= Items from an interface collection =
BEGIN

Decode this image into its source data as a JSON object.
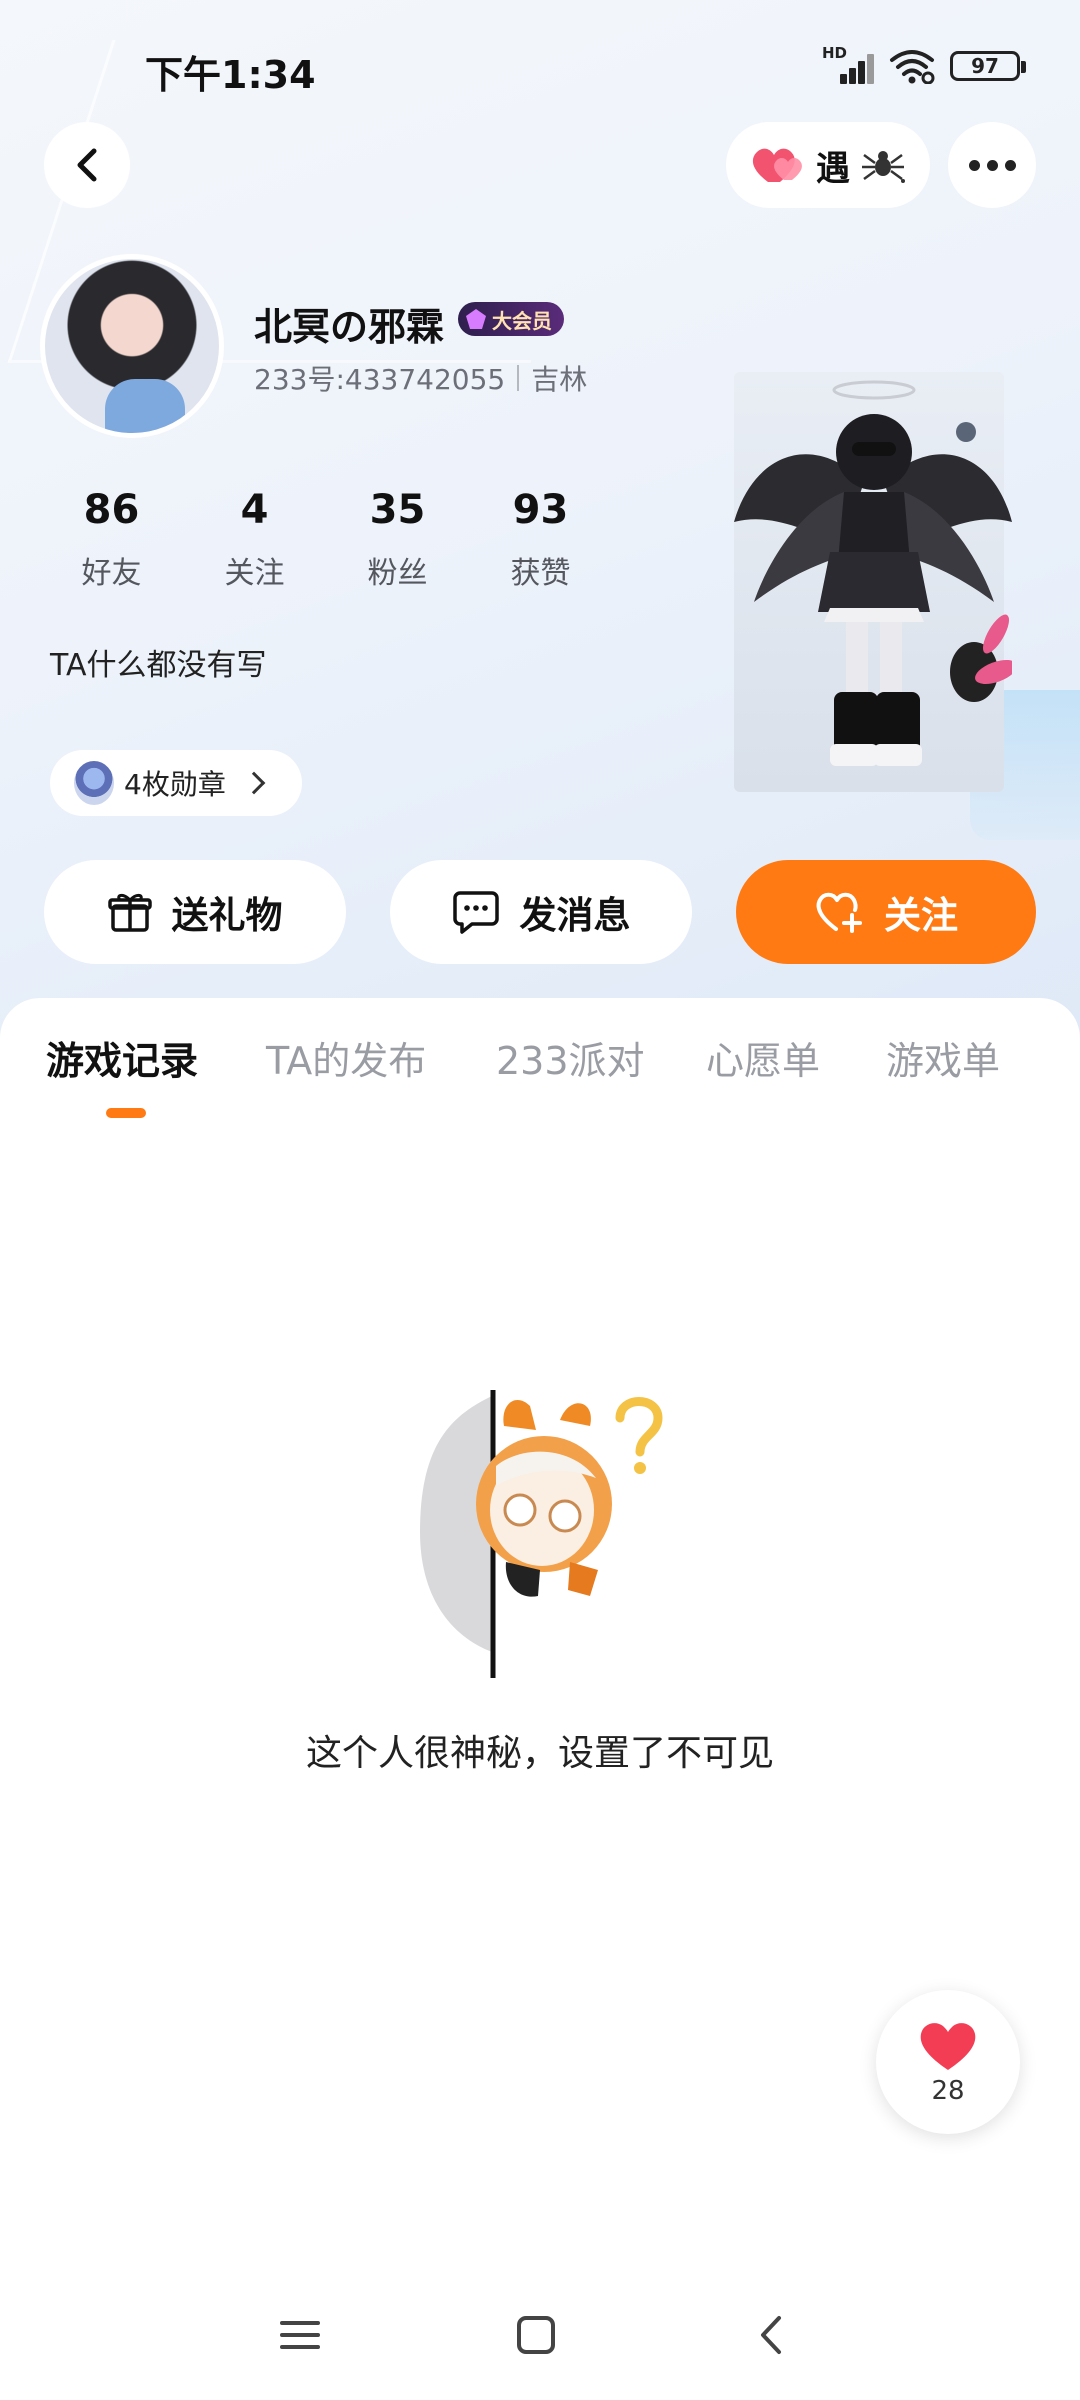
{
  "status_bar": {
    "time": "下午1:34",
    "signal_label": "HD",
    "battery": "97"
  },
  "header": {
    "encounter_label": "遇"
  },
  "profile": {
    "nickname": "北冥の邪霖",
    "vip_label": "大会员",
    "user_id": "233号:433742055",
    "location": "吉林",
    "bio": "TA什么都没有写",
    "stats": [
      {
        "value": "86",
        "label": "好友"
      },
      {
        "value": "4",
        "label": "关注"
      },
      {
        "value": "35",
        "label": "粉丝"
      },
      {
        "value": "93",
        "label": "获赞"
      }
    ],
    "medal_label": "4枚勋章"
  },
  "actions": {
    "gift_label": "送礼物",
    "message_label": "发消息",
    "follow_label": "关注"
  },
  "tabs": [
    {
      "label": "游戏记录",
      "active": true
    },
    {
      "label": "TA的发布",
      "active": false
    },
    {
      "label": "233派对",
      "active": false
    },
    {
      "label": "心愿单",
      "active": false
    },
    {
      "label": "游戏单",
      "active": false
    }
  ],
  "empty_state": {
    "message": "这个人很神秘，设置了不可见"
  },
  "like_fab": {
    "count": "28"
  },
  "colors": {
    "accent": "#ff7a12",
    "heart": "#f2536f",
    "vip_badge_bg": "#3a2660"
  },
  "icons": [
    "back-icon",
    "heart-icon",
    "spider-icon",
    "more-icon",
    "gift-icon",
    "chat-icon",
    "heart-plus-icon",
    "chevron-right-icon",
    "menu-icon",
    "home-icon",
    "back-nav-icon"
  ]
}
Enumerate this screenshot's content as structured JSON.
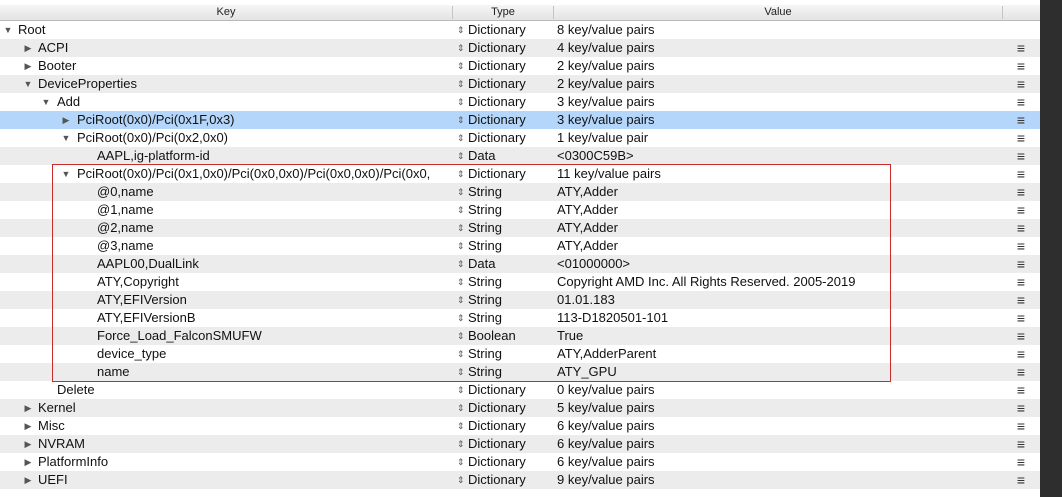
{
  "header": {
    "key": "Key",
    "type": "Type",
    "value": "Value"
  },
  "rows": [
    {
      "key": "Root",
      "type": "Dictionary",
      "value": "8 key/value pairs",
      "level": 0,
      "tri": "down",
      "menu": false
    },
    {
      "key": "ACPI",
      "type": "Dictionary",
      "value": "4 key/value pairs",
      "level": 1,
      "tri": "right",
      "menu": true
    },
    {
      "key": "Booter",
      "type": "Dictionary",
      "value": "2 key/value pairs",
      "level": 1,
      "tri": "right",
      "menu": true
    },
    {
      "key": "DeviceProperties",
      "type": "Dictionary",
      "value": "2 key/value pairs",
      "level": 1,
      "tri": "down",
      "menu": true
    },
    {
      "key": "Add",
      "type": "Dictionary",
      "value": "3 key/value pairs",
      "level": 2,
      "tri": "down",
      "menu": true
    },
    {
      "key": "PciRoot(0x0)/Pci(0x1F,0x3)",
      "type": "Dictionary",
      "value": "3 key/value pairs",
      "level": 3,
      "tri": "right",
      "menu": true,
      "selected": true
    },
    {
      "key": "PciRoot(0x0)/Pci(0x2,0x0)",
      "type": "Dictionary",
      "value": "1 key/value pair",
      "level": 3,
      "tri": "down",
      "menu": true
    },
    {
      "key": "AAPL,ig-platform-id",
      "type": "Data",
      "value": "<0300C59B>",
      "level": 4,
      "tri": "none",
      "menu": true
    },
    {
      "key": "PciRoot(0x0)/Pci(0x1,0x0)/Pci(0x0,0x0)/Pci(0x0,0x0)/Pci(0x0,",
      "type": "Dictionary",
      "value": "11 key/value pairs",
      "level": 3,
      "tri": "down",
      "menu": true
    },
    {
      "key": "@0,name",
      "type": "String",
      "value": "ATY,Adder",
      "level": 4,
      "tri": "none",
      "menu": true
    },
    {
      "key": "@1,name",
      "type": "String",
      "value": "ATY,Adder",
      "level": 4,
      "tri": "none",
      "menu": true
    },
    {
      "key": "@2,name",
      "type": "String",
      "value": "ATY,Adder",
      "level": 4,
      "tri": "none",
      "menu": true
    },
    {
      "key": "@3,name",
      "type": "String",
      "value": "ATY,Adder",
      "level": 4,
      "tri": "none",
      "menu": true
    },
    {
      "key": "AAPL00,DualLink",
      "type": "Data",
      "value": "<01000000>",
      "level": 4,
      "tri": "none",
      "menu": true
    },
    {
      "key": "ATY,Copyright",
      "type": "String",
      "value": "Copyright AMD Inc. All Rights Reserved. 2005-2019",
      "level": 4,
      "tri": "none",
      "menu": true
    },
    {
      "key": "ATY,EFIVersion",
      "type": "String",
      "value": "01.01.183",
      "level": 4,
      "tri": "none",
      "menu": true
    },
    {
      "key": "ATY,EFIVersionB",
      "type": "String",
      "value": "113-D1820501-101",
      "level": 4,
      "tri": "none",
      "menu": true
    },
    {
      "key": "Force_Load_FalconSMUFW",
      "type": "Boolean",
      "value": "True",
      "level": 4,
      "tri": "none",
      "menu": true
    },
    {
      "key": "device_type",
      "type": "String",
      "value": "ATY,AdderParent",
      "level": 4,
      "tri": "none",
      "menu": true
    },
    {
      "key": "name",
      "type": "String",
      "value": "ATY_GPU",
      "level": 4,
      "tri": "none",
      "menu": true
    },
    {
      "key": "Delete",
      "type": "Dictionary",
      "value": "0 key/value pairs",
      "level": 2,
      "tri": "none",
      "menu": true
    },
    {
      "key": "Kernel",
      "type": "Dictionary",
      "value": "5 key/value pairs",
      "level": 1,
      "tri": "right",
      "menu": true
    },
    {
      "key": "Misc",
      "type": "Dictionary",
      "value": "6 key/value pairs",
      "level": 1,
      "tri": "right",
      "menu": true
    },
    {
      "key": "NVRAM",
      "type": "Dictionary",
      "value": "6 key/value pairs",
      "level": 1,
      "tri": "right",
      "menu": true
    },
    {
      "key": "PlatformInfo",
      "type": "Dictionary",
      "value": "6 key/value pairs",
      "level": 1,
      "tri": "right",
      "menu": true
    },
    {
      "key": "UEFI",
      "type": "Dictionary",
      "value": "9 key/value pairs",
      "level": 1,
      "tri": "right",
      "menu": true
    }
  ],
  "icons": {
    "expanded": "▼",
    "collapsed": "▶",
    "type_stepper": "⇕",
    "row_menu": "≡"
  },
  "colors": {
    "selection": "#b4d6fb",
    "highlight_box": "#cc2b2b",
    "alt_row": "#ececec"
  }
}
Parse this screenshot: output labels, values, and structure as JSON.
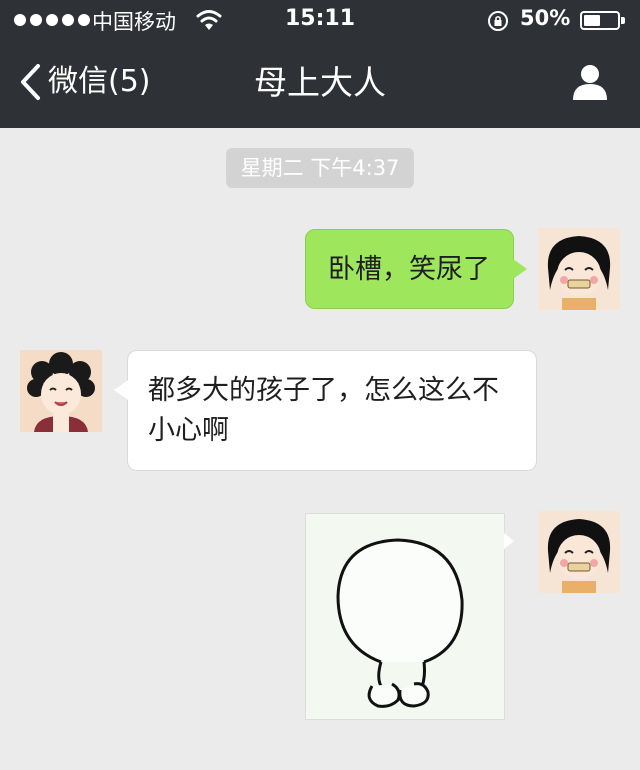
{
  "status_bar": {
    "carrier": "中国移动",
    "time": "15:11",
    "battery": "50%",
    "battery_level": 0.5
  },
  "nav": {
    "back_label": "微信(5)",
    "title": "母上大人"
  },
  "timestamp": "星期二 下午4:37",
  "messages": [
    {
      "sender": "me",
      "text": "卧槽，笑尿了"
    },
    {
      "sender": "mom",
      "text_line1": "都多大的孩子了，怎么这么不",
      "text_line2": "小心啊"
    },
    {
      "sender": "me",
      "type": "sticker"
    }
  ],
  "colors": {
    "bar_bg": "#2e3136",
    "chat_bg": "#ebebeb",
    "my_bubble": "#9ee65c",
    "their_bubble": "#ffffff"
  },
  "icons": [
    "signal-dots",
    "wifi-icon",
    "rotation-lock-icon",
    "battery-icon",
    "back-chevron-icon",
    "profile-icon"
  ]
}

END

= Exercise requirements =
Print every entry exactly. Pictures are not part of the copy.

= Solution =
Decode this image into its source data as a JSON object.
{
  "status_bar": {
    "time": "下午1:34",
    "signal_label": "HD",
    "battery": "97"
  },
  "header": {
    "encounter_label": "遇"
  },
  "profile": {
    "nickname": "北冥の邪霖",
    "vip_label": "大会员",
    "user_id": "233号:433742055",
    "location": "吉林",
    "bio": "TA什么都没有写",
    "stats": [
      {
        "value": "86",
        "label": "好友"
      },
      {
        "value": "4",
        "label": "关注"
      },
      {
        "value": "35",
        "label": "粉丝"
      },
      {
        "value": "93",
        "label": "获赞"
      }
    ],
    "medal_label": "4枚勋章"
  },
  "actions": {
    "gift_label": "送礼物",
    "message_label": "发消息",
    "follow_label": "关注"
  },
  "tabs": [
    {
      "label": "游戏记录",
      "active": true
    },
    {
      "label": "TA的发布",
      "active": false
    },
    {
      "label": "233派对",
      "active": false
    },
    {
      "label": "心愿单",
      "active": false
    },
    {
      "label": "游戏单",
      "active": false
    }
  ],
  "empty_state": {
    "message": "这个人很神秘，设置了不可见"
  },
  "like_fab": {
    "count": "28"
  },
  "colors": {
    "accent": "#ff7a12",
    "heart": "#f2536f",
    "vip_badge_bg": "#3a2660"
  },
  "icons": [
    "back-icon",
    "heart-icon",
    "spider-icon",
    "more-icon",
    "gift-icon",
    "chat-icon",
    "heart-plus-icon",
    "chevron-right-icon",
    "menu-icon",
    "home-icon",
    "back-nav-icon"
  ]
}
Enumerate this screenshot's content as structured JSON.
{
  "header": {
    "key": "Key",
    "type": "Type",
    "value": "Value"
  },
  "rows": [
    {
      "key": "Root",
      "type": "Dictionary",
      "value": "8 key/value pairs",
      "level": 0,
      "tri": "down",
      "menu": false
    },
    {
      "key": "ACPI",
      "type": "Dictionary",
      "value": "4 key/value pairs",
      "level": 1,
      "tri": "right",
      "menu": true
    },
    {
      "key": "Booter",
      "type": "Dictionary",
      "value": "2 key/value pairs",
      "level": 1,
      "tri": "right",
      "menu": true
    },
    {
      "key": "DeviceProperties",
      "type": "Dictionary",
      "value": "2 key/value pairs",
      "level": 1,
      "tri": "down",
      "menu": true
    },
    {
      "key": "Add",
      "type": "Dictionary",
      "value": "3 key/value pairs",
      "level": 2,
      "tri": "down",
      "menu": true
    },
    {
      "key": "PciRoot(0x0)/Pci(0x1F,0x3)",
      "type": "Dictionary",
      "value": "3 key/value pairs",
      "level": 3,
      "tri": "right",
      "menu": true,
      "selected": true
    },
    {
      "key": "PciRoot(0x0)/Pci(0x2,0x0)",
      "type": "Dictionary",
      "value": "1 key/value pair",
      "level": 3,
      "tri": "down",
      "menu": true
    },
    {
      "key": "AAPL,ig-platform-id",
      "type": "Data",
      "value": "<0300C59B>",
      "level": 4,
      "tri": "none",
      "menu": true
    },
    {
      "key": "PciRoot(0x0)/Pci(0x1,0x0)/Pci(0x0,0x0)/Pci(0x0,0x0)/Pci(0x0,",
      "type": "Dictionary",
      "value": "11 key/value pairs",
      "level": 3,
      "tri": "down",
      "menu": true
    },
    {
      "key": "@0,name",
      "type": "String",
      "value": "ATY,Adder",
      "level": 4,
      "tri": "none",
      "menu": true
    },
    {
      "key": "@1,name",
      "type": "String",
      "value": "ATY,Adder",
      "level": 4,
      "tri": "none",
      "menu": true
    },
    {
      "key": "@2,name",
      "type": "String",
      "value": "ATY,Adder",
      "level": 4,
      "tri": "none",
      "menu": true
    },
    {
      "key": "@3,name",
      "type": "String",
      "value": "ATY,Adder",
      "level": 4,
      "tri": "none",
      "menu": true
    },
    {
      "key": "AAPL00,DualLink",
      "type": "Data",
      "value": "<01000000>",
      "level": 4,
      "tri": "none",
      "menu": true
    },
    {
      "key": "ATY,Copyright",
      "type": "String",
      "value": "Copyright AMD Inc. All Rights Reserved. 2005-2019",
      "level": 4,
      "tri": "none",
      "menu": true
    },
    {
      "key": "ATY,EFIVersion",
      "type": "String",
      "value": "01.01.183",
      "level": 4,
      "tri": "none",
      "menu": true
    },
    {
      "key": "ATY,EFIVersionB",
      "type": "String",
      "value": "113-D1820501-101",
      "level": 4,
      "tri": "none",
      "menu": true
    },
    {
      "key": "Force_Load_FalconSMUFW",
      "type": "Boolean",
      "value": "True",
      "level": 4,
      "tri": "none",
      "menu": true
    },
    {
      "key": "device_type",
      "type": "String",
      "value": "ATY,AdderParent",
      "level": 4,
      "tri": "none",
      "menu": true
    },
    {
      "key": "name",
      "type": "String",
      "value": "ATY_GPU",
      "level": 4,
      "tri": "none",
      "menu": true
    },
    {
      "key": "Delete",
      "type": "Dictionary",
      "value": "0 key/value pairs",
      "level": 2,
      "tri": "none",
      "menu": true
    },
    {
      "key": "Kernel",
      "type": "Dictionary",
      "value": "5 key/value pairs",
      "level": 1,
      "tri": "right",
      "menu": true
    },
    {
      "key": "Misc",
      "type": "Dictionary",
      "value": "6 key/value pairs",
      "level": 1,
      "tri": "right",
      "menu": true
    },
    {
      "key": "NVRAM",
      "type": "Dictionary",
      "value": "6 key/value pairs",
      "level": 1,
      "tri": "right",
      "menu": true
    },
    {
      "key": "PlatformInfo",
      "type": "Dictionary",
      "value": "6 key/value pairs",
      "level": 1,
      "tri": "right",
      "menu": true
    },
    {
      "key": "UEFI",
      "type": "Dictionary",
      "value": "9 key/value pairs",
      "level": 1,
      "tri": "right",
      "menu": true
    }
  ],
  "icons": {
    "expanded": "▼",
    "collapsed": "▶",
    "type_stepper": "⇕",
    "row_menu": "≡"
  },
  "colors": {
    "selection": "#b4d6fb",
    "highlight_box": "#cc2b2b",
    "alt_row": "#ececec"
  }
}
Parse this screenshot: output labels, values, and structure as JSON.
{
  "status_bar": {
    "carrier": "中国移动",
    "time": "15:11",
    "battery": "50%",
    "battery_level": 0.5
  },
  "nav": {
    "back_label": "微信(5)",
    "title": "母上大人"
  },
  "timestamp": "星期二 下午4:37",
  "messages": [
    {
      "sender": "me",
      "text": "卧槽，笑尿了"
    },
    {
      "sender": "mom",
      "text_line1": "都多大的孩子了，怎么这么不",
      "text_line2": "小心啊"
    },
    {
      "sender": "me",
      "type": "sticker"
    }
  ],
  "colors": {
    "bar_bg": "#2e3136",
    "chat_bg": "#ebebeb",
    "my_bubble": "#9ee65c",
    "their_bubble": "#ffffff"
  },
  "icons": [
    "signal-dots",
    "wifi-icon",
    "rotation-lock-icon",
    "battery-icon",
    "back-chevron-icon",
    "profile-icon"
  ]
}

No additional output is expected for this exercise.